* _Exercise brief_:
Set down the data that follows, exactly and completely.

(Excerpts from an interface dataset)
▶
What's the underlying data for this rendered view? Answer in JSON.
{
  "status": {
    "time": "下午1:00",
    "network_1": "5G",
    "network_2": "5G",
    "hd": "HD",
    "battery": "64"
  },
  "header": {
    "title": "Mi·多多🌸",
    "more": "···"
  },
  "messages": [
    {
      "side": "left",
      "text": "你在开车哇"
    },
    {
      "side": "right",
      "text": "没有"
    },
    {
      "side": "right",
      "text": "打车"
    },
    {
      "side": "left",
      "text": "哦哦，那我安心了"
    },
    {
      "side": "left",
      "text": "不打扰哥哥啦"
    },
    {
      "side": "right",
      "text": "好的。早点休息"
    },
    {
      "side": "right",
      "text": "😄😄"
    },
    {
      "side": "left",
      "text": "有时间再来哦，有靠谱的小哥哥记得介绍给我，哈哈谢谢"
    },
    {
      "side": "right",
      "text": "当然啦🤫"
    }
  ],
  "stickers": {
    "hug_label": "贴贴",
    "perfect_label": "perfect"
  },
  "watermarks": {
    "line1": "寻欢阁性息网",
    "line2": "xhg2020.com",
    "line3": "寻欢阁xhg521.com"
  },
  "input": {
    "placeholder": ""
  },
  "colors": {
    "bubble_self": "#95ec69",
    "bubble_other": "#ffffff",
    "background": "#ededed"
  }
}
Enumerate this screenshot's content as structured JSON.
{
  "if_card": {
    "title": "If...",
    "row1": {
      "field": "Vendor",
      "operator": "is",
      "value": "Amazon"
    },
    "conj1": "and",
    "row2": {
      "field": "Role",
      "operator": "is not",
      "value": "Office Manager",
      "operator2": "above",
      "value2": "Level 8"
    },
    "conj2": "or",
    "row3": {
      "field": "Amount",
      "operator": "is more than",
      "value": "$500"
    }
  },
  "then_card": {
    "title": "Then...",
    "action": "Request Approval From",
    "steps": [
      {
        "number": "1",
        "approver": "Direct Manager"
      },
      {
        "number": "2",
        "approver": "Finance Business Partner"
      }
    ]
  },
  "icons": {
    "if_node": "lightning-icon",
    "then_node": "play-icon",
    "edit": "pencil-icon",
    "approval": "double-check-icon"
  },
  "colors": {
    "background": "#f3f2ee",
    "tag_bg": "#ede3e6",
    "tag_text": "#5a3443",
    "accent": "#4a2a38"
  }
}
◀
* _Task solution_:
What's the underlying data for this rendered view? Answer in JSON.
{
  "status": {
    "time": "下午1:00",
    "network_1": "5G",
    "network_2": "5G",
    "hd": "HD",
    "battery": "64"
  },
  "header": {
    "title": "Mi·多多🌸",
    "more": "···"
  },
  "messages": [
    {
      "side": "left",
      "text": "你在开车哇"
    },
    {
      "side": "right",
      "text": "没有"
    },
    {
      "side": "right",
      "text": "打车"
    },
    {
      "side": "left",
      "text": "哦哦，那我安心了"
    },
    {
      "side": "left",
      "text": "不打扰哥哥啦"
    },
    {
      "side": "right",
      "text": "好的。早点休息"
    },
    {
      "side": "right",
      "text": "😄😄"
    },
    {
      "side": "left",
      "text": "有时间再来哦，有靠谱的小哥哥记得介绍给我，哈哈谢谢"
    },
    {
      "side": "right",
      "text": "当然啦🤫"
    }
  ],
  "stickers": {
    "hug_label": "贴贴",
    "perfect_label": "perfect"
  },
  "watermarks": {
    "line1": "寻欢阁性息网",
    "line2": "xhg2020.com",
    "line3": "寻欢阁xhg521.com"
  },
  "input": {
    "placeholder": ""
  },
  "colors": {
    "bubble_self": "#95ec69",
    "bubble_other": "#ffffff",
    "background": "#ededed"
  }
}
Enumerate this screenshot's content as structured JSON.
{
  "if_card": {
    "title": "If...",
    "row1": {
      "field": "Vendor",
      "operator": "is",
      "value": "Amazon"
    },
    "conj1": "and",
    "row2": {
      "field": "Role",
      "operator": "is not",
      "value": "Office Manager",
      "operator2": "above",
      "value2": "Level 8"
    },
    "conj2": "or",
    "row3": {
      "field": "Amount",
      "operator": "is more than",
      "value": "$500"
    }
  },
  "then_card": {
    "title": "Then...",
    "action": "Request Approval From",
    "steps": [
      {
        "number": "1",
        "approver": "Direct Manager"
      },
      {
        "number": "2",
        "approver": "Finance Business Partner"
      }
    ]
  },
  "icons": {
    "if_node": "lightning-icon",
    "then_node": "play-icon",
    "edit": "pencil-icon",
    "approval": "double-check-icon"
  },
  "colors": {
    "background": "#f3f2ee",
    "tag_bg": "#ede3e6",
    "tag_text": "#5a3443",
    "accent": "#4a2a38"
  }
}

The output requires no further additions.